Rep. Mike McIntyre (D-NC), who signed a pledge to repeal health care last year, likely will follow.
Finally, Obama must resolve to follow through on his pledge to change the tone of political Washington.
Does he really have the money to pledge, or is he just promising to donate money he no longer controls for PR purposes?
Romney did even less to pitch his state around the country as a great place to live and work, a pledge he had campaigned on.
In 2006, she campaigned on a pledge to build that very same bridge while running for governor just two years earlier.
Certainly we have no pledge of special immunity from Divine Powers.

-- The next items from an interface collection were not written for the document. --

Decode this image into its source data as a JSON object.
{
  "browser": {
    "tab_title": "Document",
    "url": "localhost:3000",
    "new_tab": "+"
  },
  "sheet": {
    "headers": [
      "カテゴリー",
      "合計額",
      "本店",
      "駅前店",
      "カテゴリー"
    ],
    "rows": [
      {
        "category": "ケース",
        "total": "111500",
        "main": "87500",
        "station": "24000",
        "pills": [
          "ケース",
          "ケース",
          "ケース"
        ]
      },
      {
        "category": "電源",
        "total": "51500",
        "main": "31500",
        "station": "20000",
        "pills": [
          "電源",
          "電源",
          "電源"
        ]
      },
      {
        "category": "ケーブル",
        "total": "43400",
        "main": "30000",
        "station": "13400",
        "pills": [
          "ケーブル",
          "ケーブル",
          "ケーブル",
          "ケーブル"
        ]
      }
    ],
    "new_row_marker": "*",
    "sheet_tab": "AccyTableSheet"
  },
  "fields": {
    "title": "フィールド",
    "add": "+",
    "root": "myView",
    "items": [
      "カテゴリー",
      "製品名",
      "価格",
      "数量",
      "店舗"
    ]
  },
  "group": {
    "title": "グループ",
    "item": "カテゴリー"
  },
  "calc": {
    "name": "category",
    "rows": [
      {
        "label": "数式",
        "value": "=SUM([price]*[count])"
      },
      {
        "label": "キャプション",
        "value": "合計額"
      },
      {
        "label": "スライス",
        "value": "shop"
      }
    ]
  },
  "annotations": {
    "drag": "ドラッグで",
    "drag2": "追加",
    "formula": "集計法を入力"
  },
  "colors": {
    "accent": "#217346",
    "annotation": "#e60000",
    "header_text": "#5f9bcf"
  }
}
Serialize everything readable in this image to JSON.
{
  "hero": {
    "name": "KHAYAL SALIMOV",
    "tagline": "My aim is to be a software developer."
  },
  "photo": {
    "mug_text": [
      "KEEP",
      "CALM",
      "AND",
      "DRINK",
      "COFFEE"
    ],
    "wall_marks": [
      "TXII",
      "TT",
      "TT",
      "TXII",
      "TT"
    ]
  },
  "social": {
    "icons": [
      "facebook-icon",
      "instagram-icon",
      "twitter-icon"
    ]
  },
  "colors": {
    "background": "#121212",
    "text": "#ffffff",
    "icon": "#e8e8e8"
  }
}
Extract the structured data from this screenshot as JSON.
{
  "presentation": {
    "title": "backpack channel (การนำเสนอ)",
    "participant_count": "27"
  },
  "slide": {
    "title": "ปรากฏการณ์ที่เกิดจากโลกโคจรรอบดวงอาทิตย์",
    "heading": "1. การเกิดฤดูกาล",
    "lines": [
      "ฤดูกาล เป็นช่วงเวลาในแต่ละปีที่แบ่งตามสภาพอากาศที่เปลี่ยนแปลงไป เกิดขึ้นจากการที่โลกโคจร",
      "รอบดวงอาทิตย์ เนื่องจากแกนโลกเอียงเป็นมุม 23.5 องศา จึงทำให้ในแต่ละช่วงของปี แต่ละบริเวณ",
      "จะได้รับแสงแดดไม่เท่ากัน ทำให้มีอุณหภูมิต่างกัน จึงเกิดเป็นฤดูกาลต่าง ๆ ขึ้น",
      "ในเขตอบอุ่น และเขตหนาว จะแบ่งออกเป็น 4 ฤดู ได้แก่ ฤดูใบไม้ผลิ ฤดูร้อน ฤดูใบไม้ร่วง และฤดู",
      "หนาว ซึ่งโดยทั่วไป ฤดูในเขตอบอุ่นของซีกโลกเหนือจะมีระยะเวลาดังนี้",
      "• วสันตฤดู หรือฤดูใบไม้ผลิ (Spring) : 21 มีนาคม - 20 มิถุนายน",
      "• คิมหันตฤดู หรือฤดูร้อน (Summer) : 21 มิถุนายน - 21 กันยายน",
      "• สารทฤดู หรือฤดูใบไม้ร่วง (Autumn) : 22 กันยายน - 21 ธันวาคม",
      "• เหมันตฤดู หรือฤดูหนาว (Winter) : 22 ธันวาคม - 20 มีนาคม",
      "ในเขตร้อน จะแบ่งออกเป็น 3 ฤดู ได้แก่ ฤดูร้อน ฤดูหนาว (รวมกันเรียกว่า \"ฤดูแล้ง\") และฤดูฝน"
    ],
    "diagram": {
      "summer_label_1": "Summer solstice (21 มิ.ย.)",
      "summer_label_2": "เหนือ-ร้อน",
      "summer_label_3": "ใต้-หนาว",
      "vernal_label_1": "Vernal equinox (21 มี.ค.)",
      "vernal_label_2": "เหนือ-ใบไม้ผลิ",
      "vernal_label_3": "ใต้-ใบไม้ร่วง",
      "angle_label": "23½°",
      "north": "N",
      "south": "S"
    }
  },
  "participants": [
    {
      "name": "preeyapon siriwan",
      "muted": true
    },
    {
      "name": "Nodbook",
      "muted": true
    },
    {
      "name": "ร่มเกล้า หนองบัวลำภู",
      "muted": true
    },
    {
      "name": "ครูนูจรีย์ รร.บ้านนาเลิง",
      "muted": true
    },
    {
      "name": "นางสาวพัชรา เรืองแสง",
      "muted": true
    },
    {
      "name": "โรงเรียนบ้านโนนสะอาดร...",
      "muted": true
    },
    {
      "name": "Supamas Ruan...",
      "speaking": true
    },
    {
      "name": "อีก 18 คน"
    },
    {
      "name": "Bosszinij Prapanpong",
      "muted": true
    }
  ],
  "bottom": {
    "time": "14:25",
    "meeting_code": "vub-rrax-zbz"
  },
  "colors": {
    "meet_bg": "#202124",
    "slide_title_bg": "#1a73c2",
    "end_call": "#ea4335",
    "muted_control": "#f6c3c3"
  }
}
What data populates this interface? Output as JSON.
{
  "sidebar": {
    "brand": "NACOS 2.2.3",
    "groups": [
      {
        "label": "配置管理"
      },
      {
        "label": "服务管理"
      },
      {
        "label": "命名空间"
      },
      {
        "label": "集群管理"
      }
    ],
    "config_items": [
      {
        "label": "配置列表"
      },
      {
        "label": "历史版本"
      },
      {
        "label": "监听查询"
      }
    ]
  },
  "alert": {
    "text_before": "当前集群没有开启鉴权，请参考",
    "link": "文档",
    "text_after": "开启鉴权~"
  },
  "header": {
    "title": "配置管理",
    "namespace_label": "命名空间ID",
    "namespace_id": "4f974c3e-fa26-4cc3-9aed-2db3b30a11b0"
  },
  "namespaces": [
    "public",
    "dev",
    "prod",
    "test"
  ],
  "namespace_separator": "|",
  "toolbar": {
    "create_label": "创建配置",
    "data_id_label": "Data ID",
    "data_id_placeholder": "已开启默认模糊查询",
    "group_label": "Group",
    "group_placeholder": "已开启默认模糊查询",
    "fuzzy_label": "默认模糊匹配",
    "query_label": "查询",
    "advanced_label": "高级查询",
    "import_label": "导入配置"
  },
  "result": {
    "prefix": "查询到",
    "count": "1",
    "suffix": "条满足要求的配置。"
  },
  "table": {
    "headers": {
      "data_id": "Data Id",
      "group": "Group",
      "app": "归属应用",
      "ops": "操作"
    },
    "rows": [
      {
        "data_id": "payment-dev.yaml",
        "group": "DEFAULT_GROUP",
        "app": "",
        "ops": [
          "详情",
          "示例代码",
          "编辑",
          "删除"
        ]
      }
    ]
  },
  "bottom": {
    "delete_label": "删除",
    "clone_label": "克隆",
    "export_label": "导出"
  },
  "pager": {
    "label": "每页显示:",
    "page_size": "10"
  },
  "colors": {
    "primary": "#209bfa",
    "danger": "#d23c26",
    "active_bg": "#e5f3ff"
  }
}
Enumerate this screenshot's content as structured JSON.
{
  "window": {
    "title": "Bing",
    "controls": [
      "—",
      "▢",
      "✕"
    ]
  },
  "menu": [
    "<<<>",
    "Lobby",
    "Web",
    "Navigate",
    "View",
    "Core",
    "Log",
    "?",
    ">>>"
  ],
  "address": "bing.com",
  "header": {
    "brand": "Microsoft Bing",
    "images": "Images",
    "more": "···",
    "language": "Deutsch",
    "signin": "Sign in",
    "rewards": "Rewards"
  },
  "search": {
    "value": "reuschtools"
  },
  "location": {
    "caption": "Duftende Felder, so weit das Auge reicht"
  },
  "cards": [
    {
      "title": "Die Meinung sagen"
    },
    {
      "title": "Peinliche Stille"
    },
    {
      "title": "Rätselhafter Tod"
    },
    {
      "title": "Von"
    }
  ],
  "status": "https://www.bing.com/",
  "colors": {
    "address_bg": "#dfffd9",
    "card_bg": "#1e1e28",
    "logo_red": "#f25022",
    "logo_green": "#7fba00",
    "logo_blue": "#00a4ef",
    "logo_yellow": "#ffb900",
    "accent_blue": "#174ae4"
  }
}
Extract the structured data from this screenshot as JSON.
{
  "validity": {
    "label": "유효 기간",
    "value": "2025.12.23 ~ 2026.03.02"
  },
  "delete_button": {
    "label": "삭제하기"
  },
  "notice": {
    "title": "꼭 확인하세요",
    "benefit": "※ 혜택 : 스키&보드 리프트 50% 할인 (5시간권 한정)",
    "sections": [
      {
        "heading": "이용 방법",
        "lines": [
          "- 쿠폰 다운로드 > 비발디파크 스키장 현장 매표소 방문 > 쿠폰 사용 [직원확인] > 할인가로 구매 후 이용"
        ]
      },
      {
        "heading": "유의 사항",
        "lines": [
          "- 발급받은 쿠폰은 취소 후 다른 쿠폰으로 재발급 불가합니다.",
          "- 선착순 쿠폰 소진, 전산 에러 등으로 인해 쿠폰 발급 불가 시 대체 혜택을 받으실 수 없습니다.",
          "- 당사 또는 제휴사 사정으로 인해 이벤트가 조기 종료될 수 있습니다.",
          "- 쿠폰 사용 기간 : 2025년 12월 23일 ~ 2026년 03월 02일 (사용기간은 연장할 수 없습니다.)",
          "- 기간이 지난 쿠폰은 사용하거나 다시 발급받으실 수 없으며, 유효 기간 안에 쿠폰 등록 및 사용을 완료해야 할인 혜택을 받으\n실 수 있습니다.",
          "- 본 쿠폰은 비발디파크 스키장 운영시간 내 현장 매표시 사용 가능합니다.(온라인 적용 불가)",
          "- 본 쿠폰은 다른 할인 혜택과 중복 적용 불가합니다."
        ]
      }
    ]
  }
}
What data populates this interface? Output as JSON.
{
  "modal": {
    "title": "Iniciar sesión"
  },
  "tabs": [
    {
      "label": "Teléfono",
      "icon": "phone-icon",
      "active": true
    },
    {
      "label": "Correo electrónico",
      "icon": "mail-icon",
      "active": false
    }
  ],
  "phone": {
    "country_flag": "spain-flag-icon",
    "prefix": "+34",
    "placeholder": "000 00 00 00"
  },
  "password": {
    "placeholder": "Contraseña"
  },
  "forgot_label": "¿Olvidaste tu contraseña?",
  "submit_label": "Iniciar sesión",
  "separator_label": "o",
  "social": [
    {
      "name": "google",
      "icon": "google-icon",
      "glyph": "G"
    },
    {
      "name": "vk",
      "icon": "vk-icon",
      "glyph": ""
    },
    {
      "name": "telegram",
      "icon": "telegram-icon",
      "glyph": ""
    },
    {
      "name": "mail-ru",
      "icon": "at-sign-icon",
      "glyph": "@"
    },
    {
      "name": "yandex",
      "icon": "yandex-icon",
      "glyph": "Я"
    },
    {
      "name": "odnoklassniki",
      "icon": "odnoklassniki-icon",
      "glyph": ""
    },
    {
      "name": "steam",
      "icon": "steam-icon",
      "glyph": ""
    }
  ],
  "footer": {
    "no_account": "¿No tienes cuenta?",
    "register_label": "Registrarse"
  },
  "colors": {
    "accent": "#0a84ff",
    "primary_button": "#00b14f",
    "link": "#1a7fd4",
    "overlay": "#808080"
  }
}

Our pledge was not merely to do a patchwork job with secondhand materials.
In the midst of his anger he had remembered his pledge to her, and had kept it.
Our pledge to these principles is constant, because we believe in their rightness.
I pledge you my word that in Lyons he was born, where Licinus was king so many years.
mid-14c., "surety, bail," from Old French plege (Modern French pleige) "hostage, security, bail," probably from Frankish *plegan "to guarantee," from *pleg-, a West Germanic root meaning "have responsibility for" (cf. Old Saxon plegan "vouch for," Middle Dutch plien "to answer for, guarantee," Old High German pflegan "to care for, be accustomed to," Old English pleon "to risk the loss of, expose to danger;" see plight (v.)).
Meaning "allegiance vow attested by drinking with another" is from 1630s. Sense of "solemn promise" first recorded 1814, though this notion is from 16c. in the verb. Weekley notes the "curious contradiction" in pledge (v.) "to toast with a drink" (1540s) and pledge (n.) "the vow to abstain from drinking" (1833). Meaning "student who has agreed to join a fraternity or sorority" dates from 1901.
c.1400, "to promise" (something to someone), "to give over as security for repayment," also "promise faith to," from pledge (n.) and from Old French plegier, from plege (n.). From mid-15c. as "to stand surety for, be responsible for;" late 15c. as "to mortgage." Meaning "put (someone) under oath" is from 1570s; sense of "to solemnly promise or guarantee" is from 1590s, as is sense "to drink a toast." Related: Pledged; pledging.
A student who has agreed to join a certain college fraternity or sorority (1901+ Students)
: Without a second thought MacCrimmon pledged Xi Phi